5. Check your About section and make sure it shows only the best side of you. Be cautious of posting strong political beliefs or commentary. Stick to being short, simple and direct, they don’t need to know your opinion on every little thing.
Twitter / Instagram
Considering the only thing you can do on these 2 sites is upload statuses and pictures this should be considerably easy, right? Not necessarily.
1. Once again, drinking and saying you’re hung-over doesn’t make you seem like a handworker. Also, get rid of all offensive language and by this I mean curse words, sexual innuendos and drinking.
2. Retweets aren’t off limits, be careful what you retweet because it still reflects you.
3. Debating what tweets to delete can be hard. It’s obvious you shouldn’t talk about getting plastered or doing drugs but what about the tweets that say “I’m such a procrastinator” or “I hate work”. These don’t help you either. No one wants a lazy, procrastinator working for them, so in the future try to talk about all the good things you’re doing and how hard you work!
• Blogs are a great way to show off your writing skills, and a convenient, in your face way to voice your opinions.

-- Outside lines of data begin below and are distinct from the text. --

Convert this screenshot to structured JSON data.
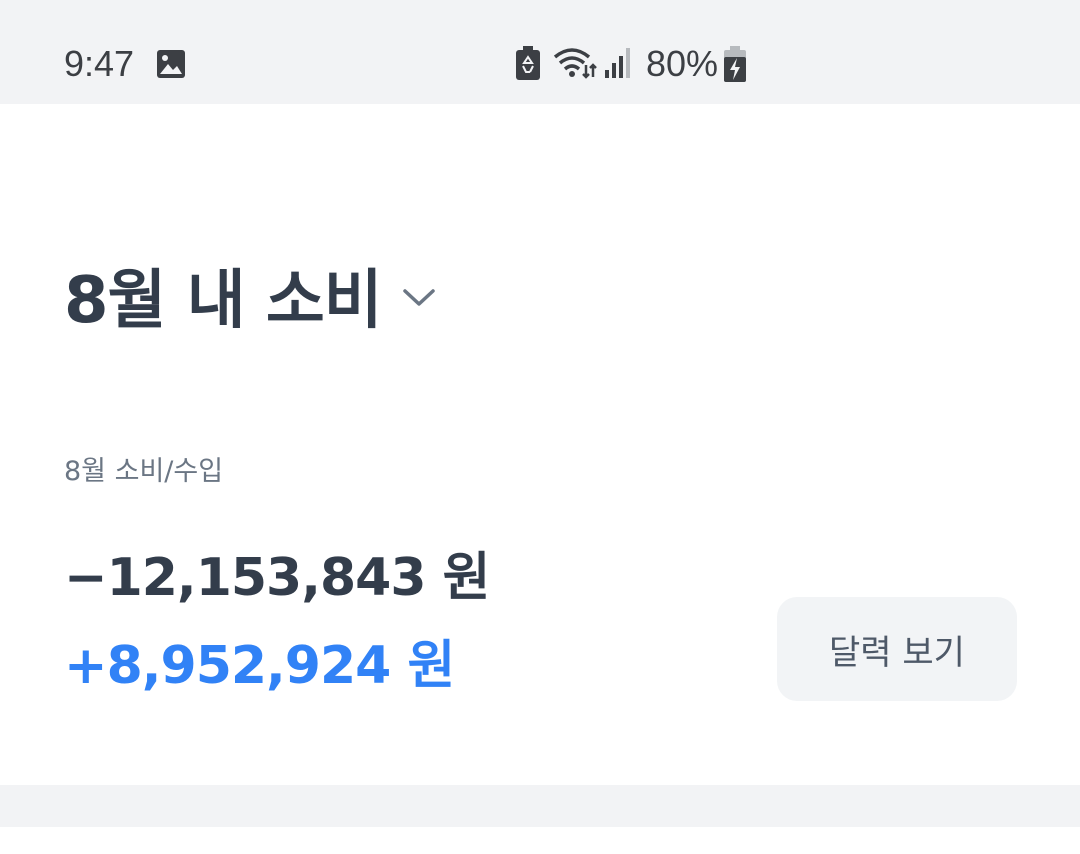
{
  "status_bar": {
    "time": "9:47",
    "battery_percent": "80%",
    "icons": [
      "gallery-icon",
      "recycle-icon",
      "wifi-icon",
      "signal-icon",
      "battery-charging-icon"
    ]
  },
  "header": {
    "title": "8월 내 소비",
    "dropdown_icon": "chevron-down-icon"
  },
  "summary": {
    "label": "8월 소비/수입",
    "expense": "−12,153,843 원",
    "income": "+8,952,924 원",
    "calendar_button_label": "달력 보기"
  },
  "colors": {
    "primary_text": "#333d4b",
    "secondary_text": "#6b7684",
    "income_blue": "#3182f6",
    "button_bg": "#f2f4f6",
    "status_bar_bg": "#f2f3f5"
  }
}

Just know that each post is a reflection of you. If you are looking for a career where strong opinions are valued, than a personal account can help an employer see the passion and thought process behind your choices. If extreme opinions are not as welcome, keep post topics related to your career or generalities. Tumblr, probably the most popular blog site, is particular in their privacy settings. Unlike most other sites, you are not allowed to make your default blog account private. A way to get around this is to make a second blog a password protected blog account and post your sassy opinions there.
Some of these instructions may seem harsh, and that’s because it’s meant to be. Many bosses consistently check Facebook under a pseudonym to make sure employees are in line. You may never know who’s looking at your sites, but you can control what they see. It’s the 21st century; online personas can be what makes us or breaks us.
Do companies and employers really care about your Facebook and Twitter?
According to ZDNet 56% of employers check applicants social network sites like twitter, Facebook and LinkedIn, just to name a few..
Okay, how many times do you log into Facebook or Twitter and see a diary-like status update from an attention-seeking individual. TOO MANY TIMES. Last time I checked, these sites are public and therefore, so is the content chosen to share. WHY would anyone want to share personal thoughts or opinions regarding something that gives them a reputation of the following:
-someone you cannot trust to be mature with your own feelings
Not-so-secret-anymore diary content generally places the sharer into one of the following categories that tarnishes his or her reputation within his or her social media community, which is already full of superficial and actual friends.
Here's the thing, if you're upset or unhappy, take it up with the source whose causing you the personal anguish directly, not by releasing a social media post you hope will be seen by a specific person. If you want the respect or attention your status is screaming to your social media public, you won't obtain it by that indirect and immature approach.
Not only does it tarnish your personal present reputation amongst a semi-fake community of friends, but what about your future and potential employers that come across it? Chances are if any content in a status promotes an individual's reputation as immature, he or she will not receive the job desired, solely on the fact that NO ONE wants to hire somebody who publically vents their feelings and comes off as a potential liability.
So take some advice from an extremely tired Facebook newsfeed viewer, keep the thoughts on paper, not in cyberspace.
Image Source: http://weknowmemes.com/2012/01/its-a-status-not-your-diary/